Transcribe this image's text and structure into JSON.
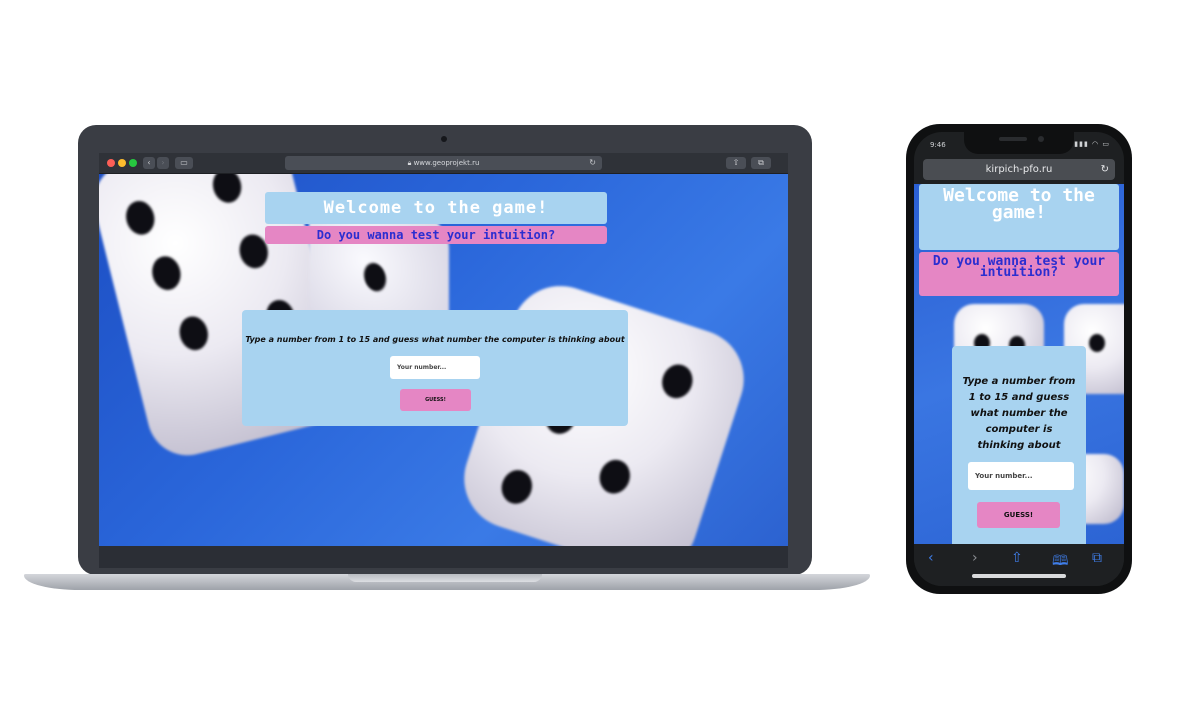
{
  "laptop": {
    "browser": {
      "url": "www.geoprojekt.ru",
      "lock_icon": "lock-icon",
      "reload_icon": "reload-icon",
      "back_icon": "chevron-left-icon",
      "forward_icon": "chevron-right-icon",
      "sidebar_icon": "sidebar-icon",
      "share_icon": "share-icon",
      "tabs_icon": "tabs-icon"
    },
    "page": {
      "title": "Welcome to the game!",
      "subtitle": "Do you wanna test your intuition?",
      "prompt": "Type a number from 1 to 15 and guess what number the computer is thinking about",
      "input_placeholder": "Your number...",
      "button_label": "GUESS!"
    }
  },
  "phone": {
    "status": {
      "time": "9:46"
    },
    "browser": {
      "url": "kirpich-pfo.ru"
    },
    "page": {
      "title": "Welcome to the game!",
      "subtitle": "Do you wanna test your intuition?",
      "prompt": "Type a number from 1 to 15 and guess what number the computer is thinking about",
      "input_placeholder": "Your number...",
      "button_label": "GUESS!"
    },
    "toolbar": [
      "chevron-left-icon",
      "chevron-right-icon",
      "share-icon",
      "bookmarks-icon",
      "tabs-icon"
    ]
  },
  "colors": {
    "title_box": "#a8d3f0",
    "subtitle_box": "#e586c4",
    "subtitle_text": "#2b2ed0",
    "card": "#a8d3f0",
    "button": "#e586c4",
    "background_blue": "#2a66da"
  }
}
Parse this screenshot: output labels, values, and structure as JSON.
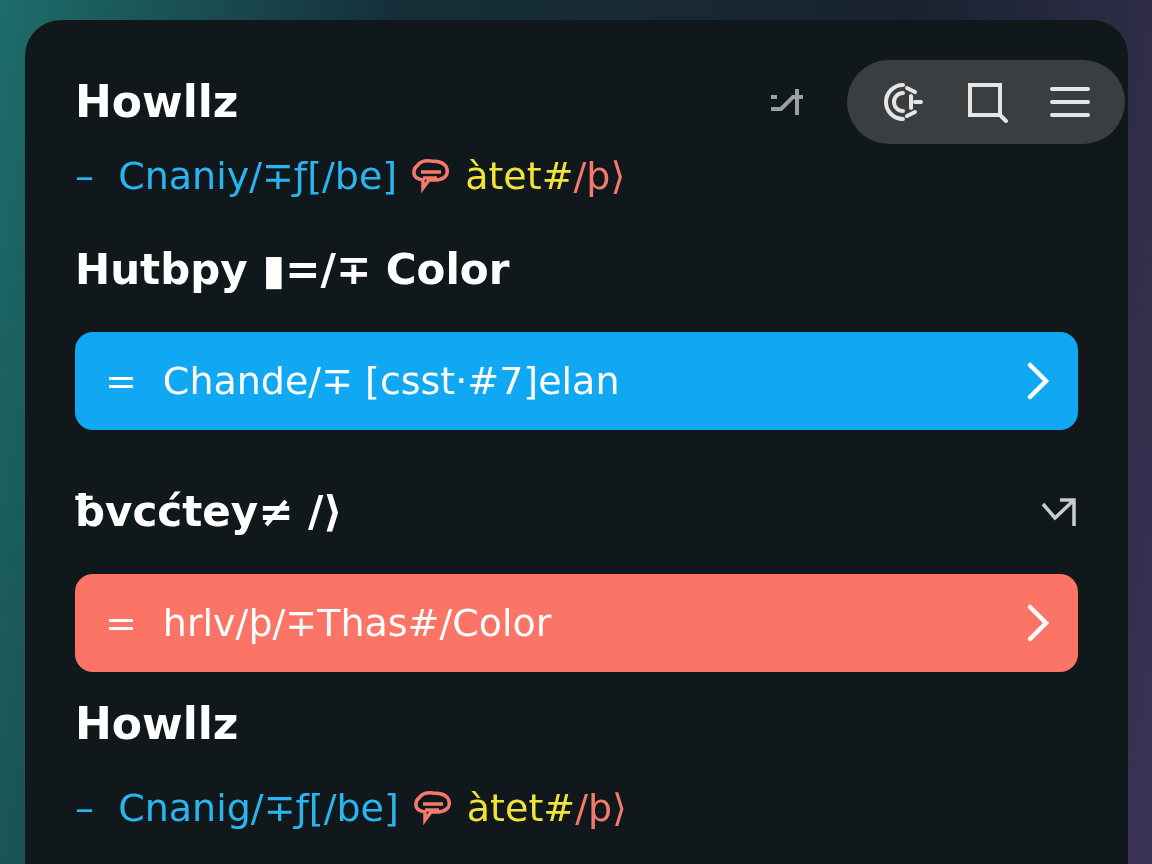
{
  "blocks": [
    {
      "kind": "title",
      "text": "Howllz"
    },
    {
      "kind": "code",
      "before": [
        {
          "text": "–  Cnaniy/∓ƒ[/be]",
          "color": "#29b6f0"
        }
      ],
      "after": [
        {
          "text": "àtet#",
          "color": "#f2e33a"
        },
        {
          "text": "/þ⟩",
          "color": "#f47a6c"
        }
      ]
    },
    {
      "kind": "heading",
      "text": "Hutbpy ▮=/∓ Color"
    },
    {
      "kind": "bar",
      "mark": "=",
      "text": "Chande/∓ [csst·#7]elan",
      "color": "#10a8f2"
    },
    {
      "kind": "heading",
      "text": "ƀvcćtey≠ /⟩",
      "icon": true
    },
    {
      "kind": "bar",
      "mark": "=",
      "text": "hrlv/þ/∓Thas#/Color",
      "color": "#fb7466"
    },
    {
      "kind": "title",
      "text": "Howllz"
    },
    {
      "kind": "code",
      "before": [
        {
          "text": "–  Cnanig/∓ƒ[/be]",
          "color": "#29b6f0"
        }
      ],
      "after": [
        {
          "text": "àtet#",
          "color": "#f2e33a"
        },
        {
          "text": "/þ⟩",
          "color": "#f47a6c"
        }
      ]
    }
  ]
}
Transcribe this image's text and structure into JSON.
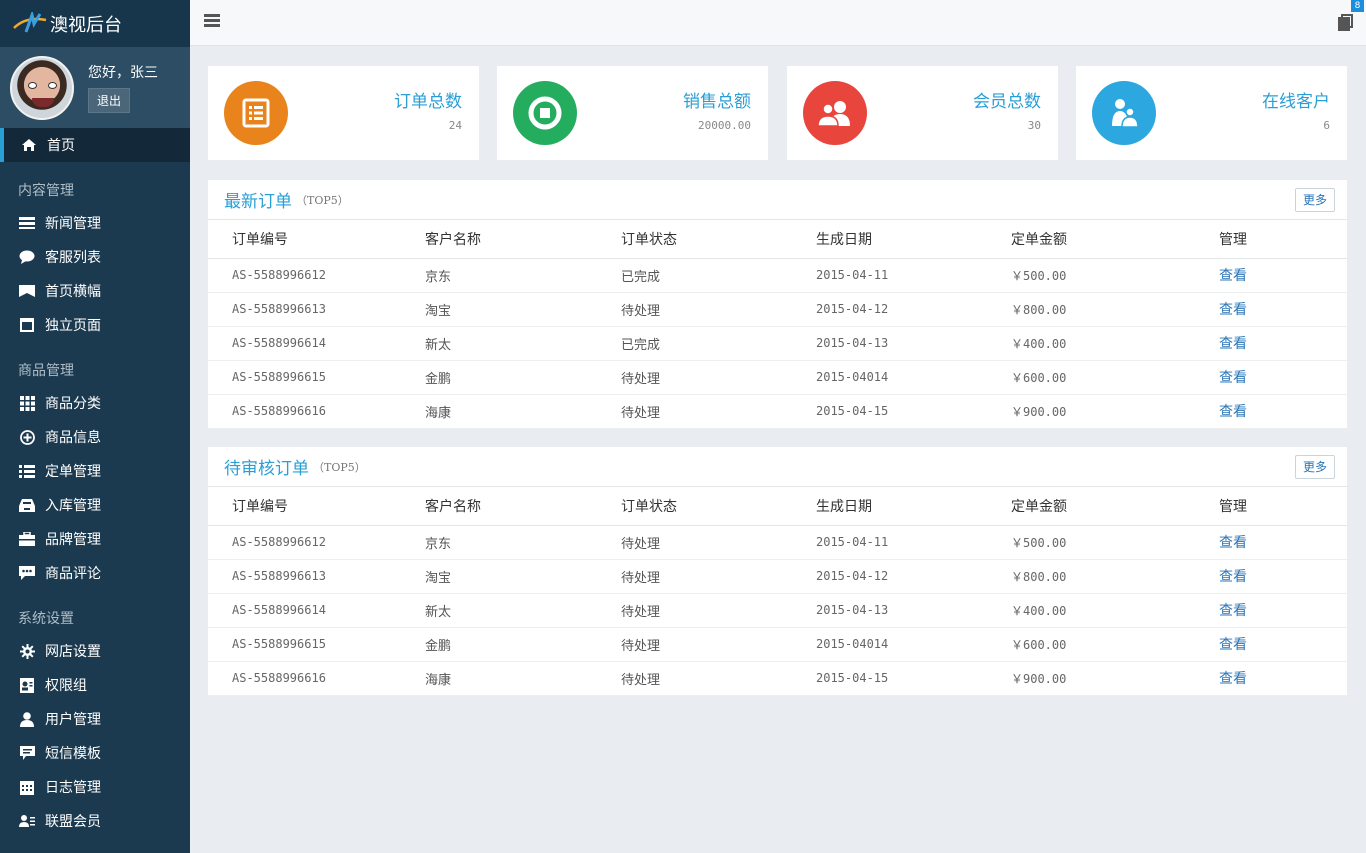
{
  "app": {
    "title": "澳视后台"
  },
  "user": {
    "greeting": "您好，张三",
    "logout_label": "退出"
  },
  "topbar": {
    "notif_count": "8"
  },
  "sidebar": {
    "home": "首页",
    "sections": [
      {
        "title": "内容管理",
        "items": [
          {
            "label": "新闻管理",
            "icon": "list-icon"
          },
          {
            "label": "客服列表",
            "icon": "chat-bubble-icon"
          },
          {
            "label": "首页横幅",
            "icon": "banner-icon"
          },
          {
            "label": "独立页面",
            "icon": "calendar-page-icon"
          }
        ]
      },
      {
        "title": "商品管理",
        "items": [
          {
            "label": "商品分类",
            "icon": "grid-icon"
          },
          {
            "label": "商品信息",
            "icon": "plus-circle-icon"
          },
          {
            "label": "定单管理",
            "icon": "list-bullets-icon"
          },
          {
            "label": "入库管理",
            "icon": "inbox-icon"
          },
          {
            "label": "品牌管理",
            "icon": "briefcase-icon"
          },
          {
            "label": "商品评论",
            "icon": "comment-dots-icon"
          }
        ]
      },
      {
        "title": "系统设置",
        "items": [
          {
            "label": "网店设置",
            "icon": "gear-icon"
          },
          {
            "label": "权限组",
            "icon": "id-card-icon"
          },
          {
            "label": "用户管理",
            "icon": "user-icon"
          },
          {
            "label": "短信模板",
            "icon": "message-icon"
          },
          {
            "label": "日志管理",
            "icon": "calendar-icon"
          },
          {
            "label": "联盟会员",
            "icon": "users-list-icon"
          }
        ]
      }
    ]
  },
  "stats": [
    {
      "title": "订单总数",
      "value": "24",
      "color": "#e8841b",
      "icon": "order-list-icon"
    },
    {
      "title": "销售总额",
      "value": "20000.00",
      "color": "#25ad5f",
      "icon": "stop-circle-icon"
    },
    {
      "title": "会员总数",
      "value": "30",
      "color": "#e8453c",
      "icon": "members-icon"
    },
    {
      "title": "在线客户",
      "value": "6",
      "color": "#2ca7e0",
      "icon": "online-users-icon"
    }
  ],
  "table_headers": [
    "订单编号",
    "客户名称",
    "订单状态",
    "生成日期",
    "定单金额",
    "管理"
  ],
  "latest_orders": {
    "title": "最新订单",
    "subtitle": "（TOP5）",
    "more": "更多",
    "rows": [
      [
        "AS-5588996612",
        "京东",
        "已完成",
        "2015-04-11",
        "￥500.00",
        "查看"
      ],
      [
        "AS-5588996613",
        "淘宝",
        "待处理",
        "2015-04-12",
        "￥800.00",
        "查看"
      ],
      [
        "AS-5588996614",
        "新太",
        "已完成",
        "2015-04-13",
        "￥400.00",
        "查看"
      ],
      [
        "AS-5588996615",
        "金鹏",
        "待处理",
        "2015-04014",
        "￥600.00",
        "查看"
      ],
      [
        "AS-5588996616",
        "海康",
        "待处理",
        "2015-04-15",
        "￥900.00",
        "查看"
      ]
    ]
  },
  "pending_orders": {
    "title": "待审核订单",
    "subtitle": "（TOP5）",
    "more": "更多",
    "rows": [
      [
        "AS-5588996612",
        "京东",
        "待处理",
        "2015-04-11",
        "￥500.00",
        "查看"
      ],
      [
        "AS-5588996613",
        "淘宝",
        "待处理",
        "2015-04-12",
        "￥800.00",
        "查看"
      ],
      [
        "AS-5588996614",
        "新太",
        "待处理",
        "2015-04-13",
        "￥400.00",
        "查看"
      ],
      [
        "AS-5588996615",
        "金鹏",
        "待处理",
        "2015-04014",
        "￥600.00",
        "查看"
      ],
      [
        "AS-5588996616",
        "海康",
        "待处理",
        "2015-04-15",
        "￥900.00",
        "查看"
      ]
    ]
  }
}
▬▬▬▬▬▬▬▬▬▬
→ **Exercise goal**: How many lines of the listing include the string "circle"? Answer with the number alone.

→ **Result for this task**: 2